Every Derby Day (which is May 2 this year), a great many people who love bourbon, horse racing or both come together to drink icy, sweet and boozy mint juleps. And for the last 10 years, some Derby fans have taken the opportunity to make a substantial donation to charity by buying the $1,000 Mint Julep Cup.
Every Derby Day (which is May 2 this year), a great many people who love bourbon, horse racing or both come together to drink icy, sweet and boozy mint juleps. And for the last 10 years, some Derby fans have taken the opportunity to make a substantial donation to charity by buying the $1,000 Mint Julep Cup. Woodford Reserve (the official bourbon of the Derby) has just revealed this year's cup: Designed by fashion designer Billy Reid, the cups (which come in classic silver and limited edition gold for an extra $1,500) are available for purchase online. There's just one catch (aside from the cost): Buyers have to be in attendance of the Kentucky Derby, as the cups can only be picked up at the Woodford Reserve bar at Churchill Downs. Each cup comes with a display box lined with a limited edition fabric created by Reid as well as an elevated take on the mint julep from bartender Pam Wiznitzer of Seamstress in New York City. Proceeds from the cups will go to the Wounded Warrior Equestrian Program.
Looking to step your mint julep game up without dropping a grand? Here are five ways Wiznitzer improved upon the classic cocktail with her 2015 Kentucky Derby Mint Julep. Try them all, or just pick and choose for an amazingly decadent drink.
Extra-rich bourbon. Wiznitzer opted for Woodford's Double Oaked bottling, which is aged in both standard oak barrels and barrels that are extra-charred and toasted for even more sweet, woodsy flavor.
Out-of-the-box mint. In place of the typical peppermint, Wiznitzer makes her julep with chocolate mint. Not only does it impart an incredible, chocolaty smell, but the mint's round flavors pick up on the bourbon's natural brown sugar notes.
Better sugar. Instead of white sugar or simple syrup, Wiznitzer uses a two-to-one syrup made with coconut palm sugar. The toasty, extra-sweet syrup stands up to the hearty bourbon and enriches the cocktail even more.

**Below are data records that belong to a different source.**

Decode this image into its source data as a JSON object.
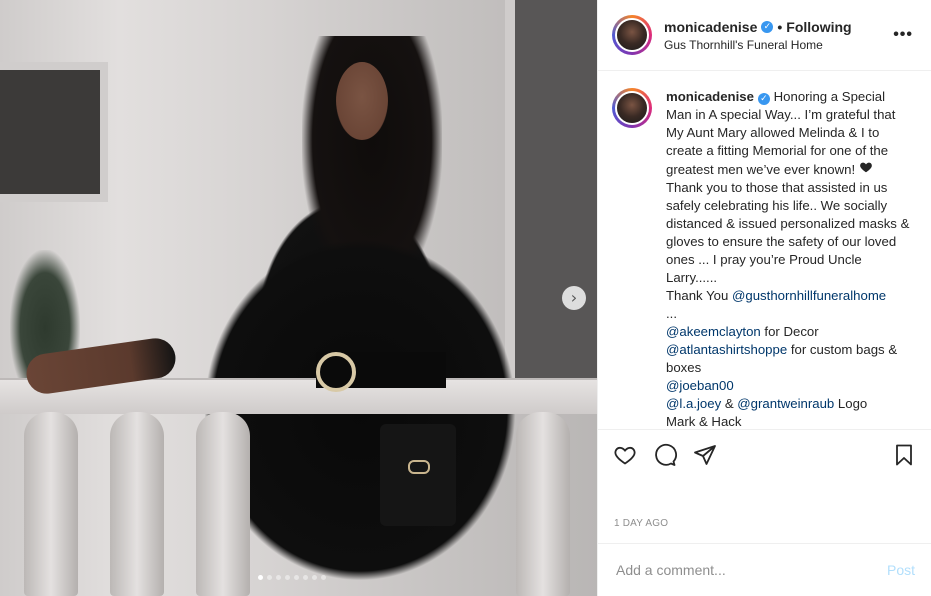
{
  "post": {
    "username": "monicadenise",
    "follow_separator": "•",
    "follow_status": "Following",
    "location": "Gus Thornhill's Funeral Home",
    "more_label": "•••",
    "next_label": "›",
    "carousel": {
      "count": 8,
      "active_index": 0
    }
  },
  "caption": {
    "username": "monicadenise",
    "p1": "Honoring a Special Man in A special Way... I’m grateful that My Aunt Mary allowed Melinda & I to create a fitting Memorial for one of the greatest men we’ve ever known! ",
    "p2": " Thank you to those that assisted in us safely celebrating his life.. We socially distanced & issued personalized masks & gloves to ensure the safety of our loved ones ... I pray you’re Proud Uncle Larry......\nThank You ",
    "mention_funeral_home": "@gusthornhillfuneralhome",
    "ellipsis": "\n...\n",
    "mention_decor": "@akeemclayton",
    "decor_text": " for Decor\n",
    "mention_shirts": "@atlantashirtshoppe",
    "shirts_text": " for custom bags & boxes\n",
    "mention_joe": "@joeban00",
    "newline": "\n",
    "mention_lajoey": "@l.a.joey",
    "and_text": " & ",
    "mention_grant": "@grantweinraub",
    "logo_text": " Logo\nMark & Hack"
  },
  "footer": {
    "timestamp": "1 DAY AGO",
    "comment_placeholder": "Add a comment...",
    "post_label": "Post"
  },
  "colors": {
    "link": "#00376b",
    "verified": "#3897f0",
    "post_button": "#b2dffc"
  },
  "icons": [
    "verified-badge-icon",
    "more-options-icon",
    "carousel-next-icon",
    "heart-icon",
    "comment-icon",
    "share-icon",
    "bookmark-icon",
    "black-heart-emoji-icon"
  ]
}
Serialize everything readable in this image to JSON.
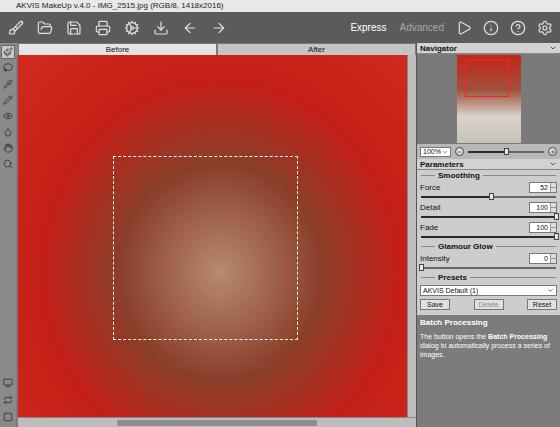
{
  "window": {
    "title": "AKVIS MakeUp v.4.0 - IMG_2515.jpg (RGB/8, 1418x2016)"
  },
  "modes": [
    {
      "label": "Express",
      "selected": true
    },
    {
      "label": "Advanced",
      "selected": false
    }
  ],
  "tools": [
    {
      "selected": true
    },
    {
      "selected": false
    },
    {
      "selected": false
    },
    {
      "selected": false
    },
    {
      "selected": false
    },
    {
      "selected": false
    },
    {
      "selected": false
    },
    {
      "selected": false
    }
  ],
  "tabs": [
    {
      "label": "Before",
      "selected": true
    },
    {
      "label": "After",
      "selected": false
    }
  ],
  "navigator": {
    "title": "Navigator",
    "zoom": "100%",
    "level": 0.5
  },
  "parameters": {
    "title": "Parameters",
    "groups": [
      {
        "title": "Smoothing",
        "sliders": [
          {
            "label": "Force",
            "value": "52",
            "level": 0.52
          },
          {
            "label": "Detail",
            "value": "100",
            "level": 1
          },
          {
            "label": "Fade",
            "value": "100",
            "level": 1
          }
        ]
      },
      {
        "title": "Glamour Glow",
        "sliders": [
          {
            "label": "Intensity",
            "value": "0",
            "level": 0
          }
        ]
      }
    ]
  },
  "presets": {
    "title": "Presets",
    "selected": "AKVIS Default (1)",
    "buttons": [
      {
        "label": "Save",
        "disabled": false
      },
      {
        "label": "Delete",
        "disabled": true
      },
      {
        "label": "Reset",
        "disabled": false
      }
    ]
  },
  "hint": {
    "title": "Batch Processing",
    "parts": [
      {
        "text": "The button opens the ",
        "bold": false
      },
      {
        "text": "Batch Processing",
        "bold": true
      },
      {
        "text": " dialog to automatically process a series of images.",
        "bold": false
      }
    ]
  }
}
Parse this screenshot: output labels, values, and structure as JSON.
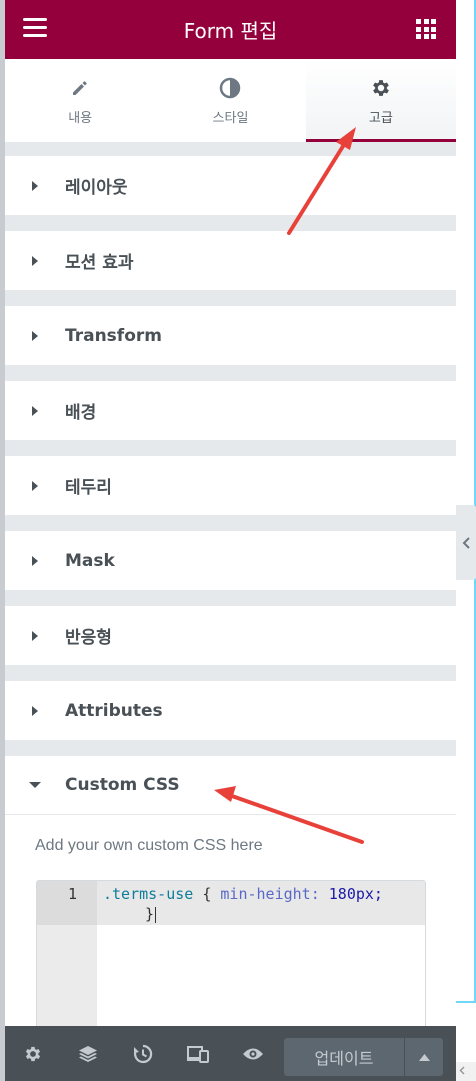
{
  "header": {
    "title": "Form 편집"
  },
  "tabs": [
    {
      "label": "내용",
      "icon": "pencil-icon"
    },
    {
      "label": "스타일",
      "icon": "contrast-icon"
    },
    {
      "label": "고급",
      "icon": "gear-icon",
      "active": true
    }
  ],
  "sections": [
    {
      "label": "레이아웃"
    },
    {
      "label": "모션 효과"
    },
    {
      "label": "Transform"
    },
    {
      "label": "배경"
    },
    {
      "label": "테두리"
    },
    {
      "label": "Mask"
    },
    {
      "label": "반응형"
    },
    {
      "label": "Attributes"
    }
  ],
  "custom_css": {
    "title": "Custom CSS",
    "description": "Add your own custom CSS here",
    "line_number": "1",
    "code": {
      "selector": ".terms-use",
      "open_brace": "{",
      "property": "min-height:",
      "value": "180px;",
      "close_brace": "}"
    }
  },
  "footer": {
    "update_label": "업데이트"
  },
  "colors": {
    "brand": "#93003c",
    "footer": "#495157",
    "annotation_arrow": "#e8413a"
  }
}
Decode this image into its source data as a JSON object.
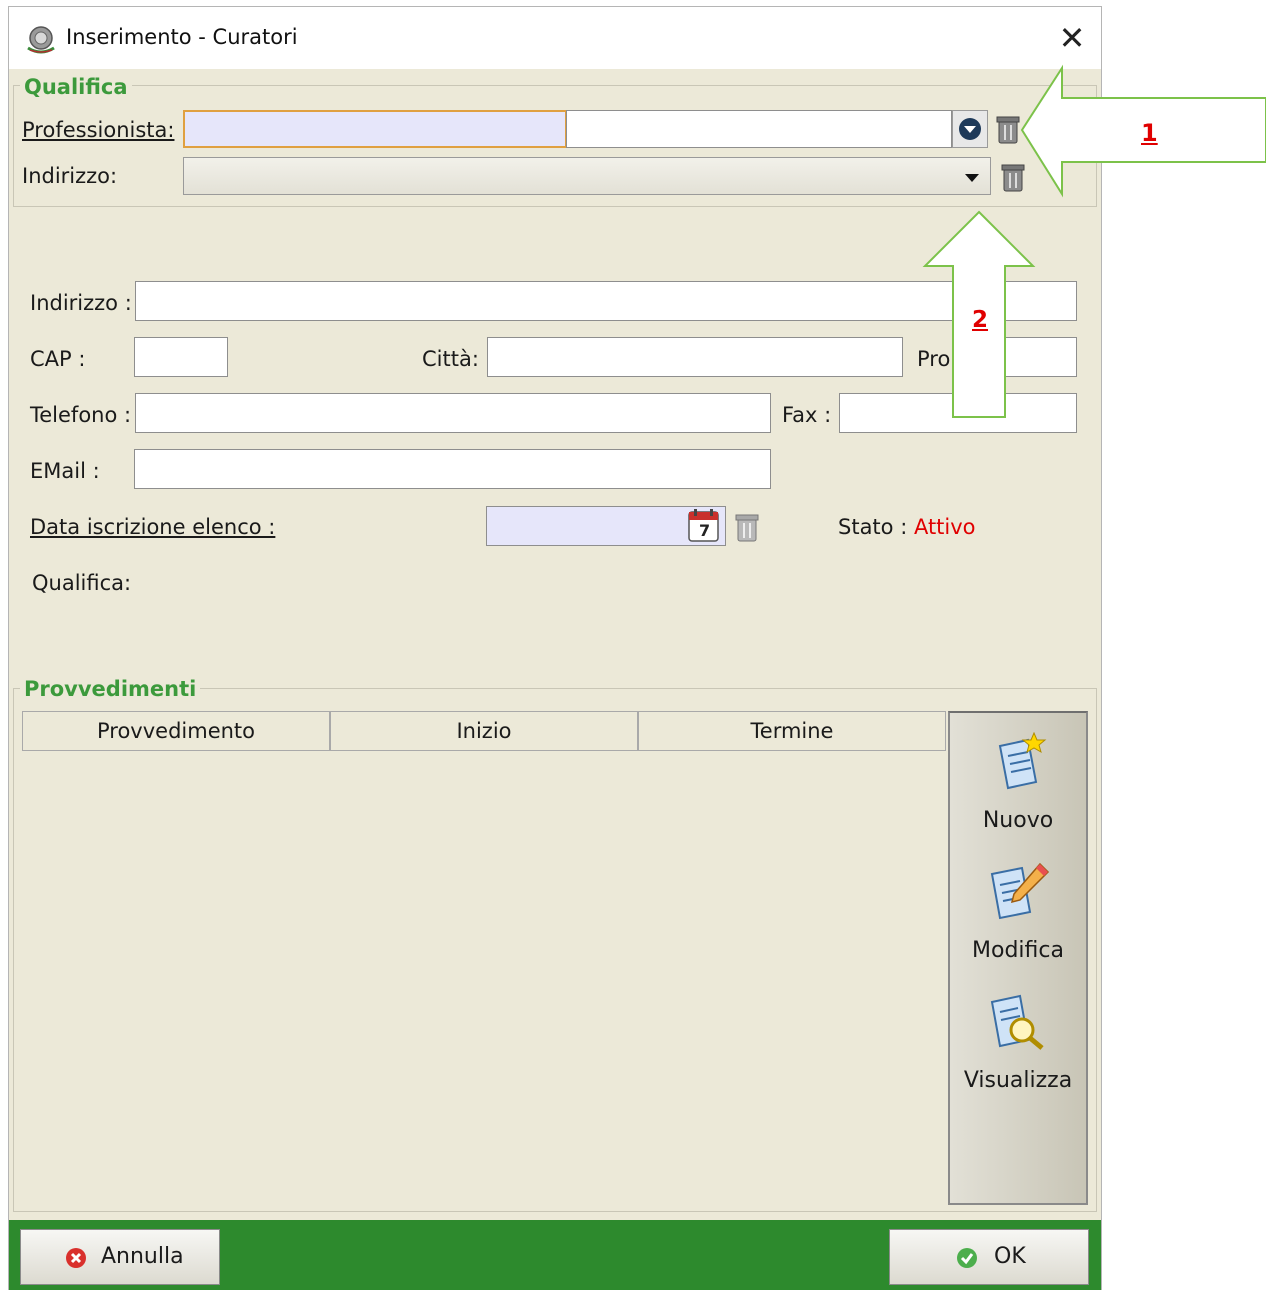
{
  "window": {
    "title": "Inserimento - Curatori",
    "close_glyph": "✕",
    "app_icon": "emblem-icon"
  },
  "qualifica_group": {
    "legend": "Qualifica",
    "professionista_label": "Professionista:",
    "professionista_value": "",
    "indirizzo_label": "Indirizzo:",
    "indirizzo_value": ""
  },
  "form": {
    "indirizzo_label": "Indirizzo :",
    "indirizzo_value": "",
    "cap_label": "CAP :",
    "cap_value": "",
    "citta_label": "Città:",
    "citta_value": "",
    "provincia_label": "Pro",
    "provincia_value": "",
    "telefono_label": "Telefono :",
    "telefono_value": "",
    "fax_label": "Fax :",
    "fax_value": "",
    "email_label": "EMail :",
    "email_value": "",
    "data_iscrizione_label": "Data iscrizione elenco :",
    "data_iscrizione_value": "",
    "calendar_day": "7",
    "stato_label": "Stato :",
    "stato_value": "Attivo",
    "qualifica_label": "Qualifica:"
  },
  "provvedimenti": {
    "legend": "Provvedimenti",
    "columns": [
      "Provvedimento",
      "Inizio",
      "Termine"
    ],
    "rows": [],
    "actions": [
      {
        "label": "Nuovo",
        "icon": "new-document-icon"
      },
      {
        "label": "Modifica",
        "icon": "edit-document-icon"
      },
      {
        "label": "Visualizza",
        "icon": "view-document-icon"
      }
    ]
  },
  "footer": {
    "cancel_label": "Annulla",
    "ok_label": "OK"
  },
  "annotations": {
    "arrow1_label": "1",
    "arrow2_label": "2"
  },
  "colors": {
    "legend_green": "#3c9a3c",
    "footer_green": "#2d8a2d",
    "status_red": "#e00000",
    "annotation_red": "#e00000",
    "highlight_field": "#e6e6fa",
    "arrow_stroke": "#7cc24a"
  }
}
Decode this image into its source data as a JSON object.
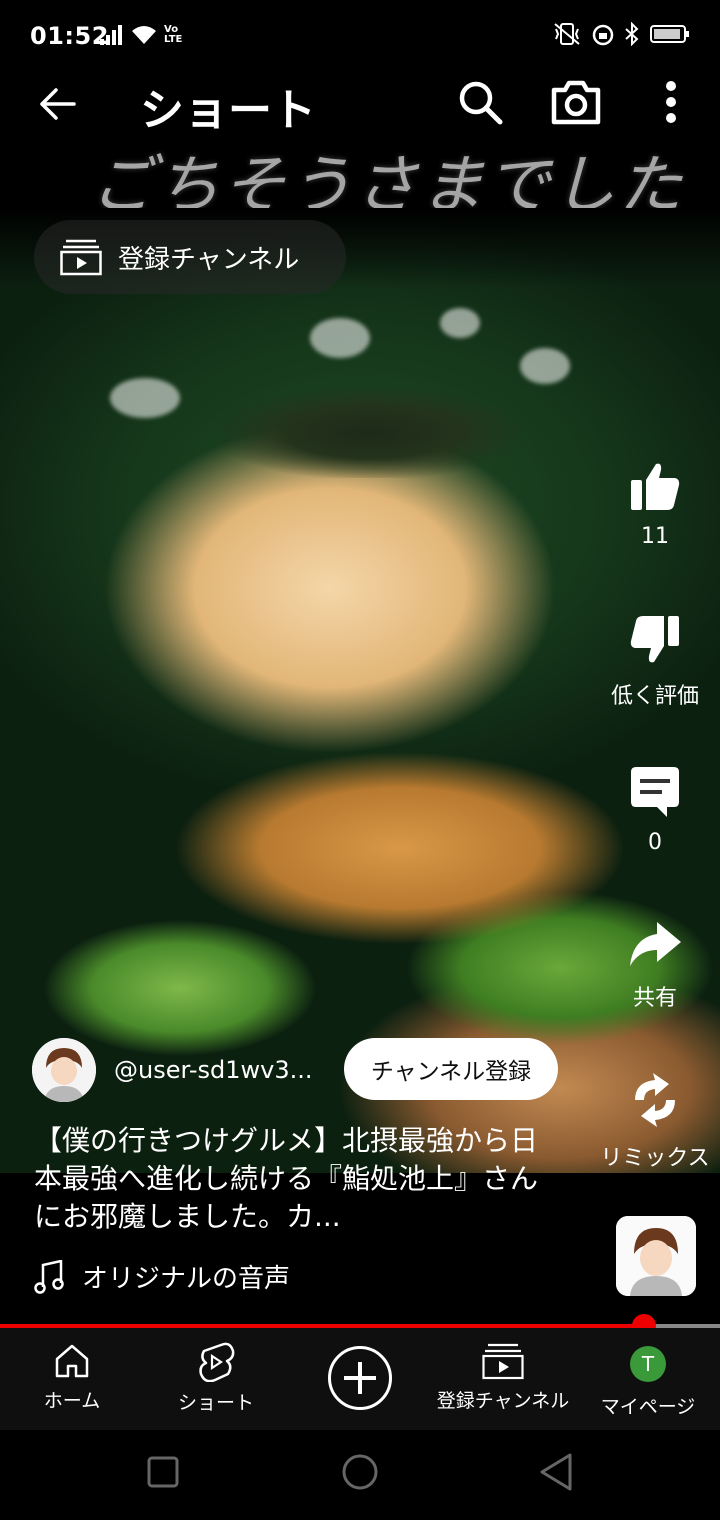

Cold shaken. Juleps are typically built in the glass, but Wiznitzer's is shaken with ice for a super-smooth texture and evenly blended flavor.
Edible garnish. Aside from the standard mint sprig, Wiznitzer garnishes her julep with candied orange and lemon peels.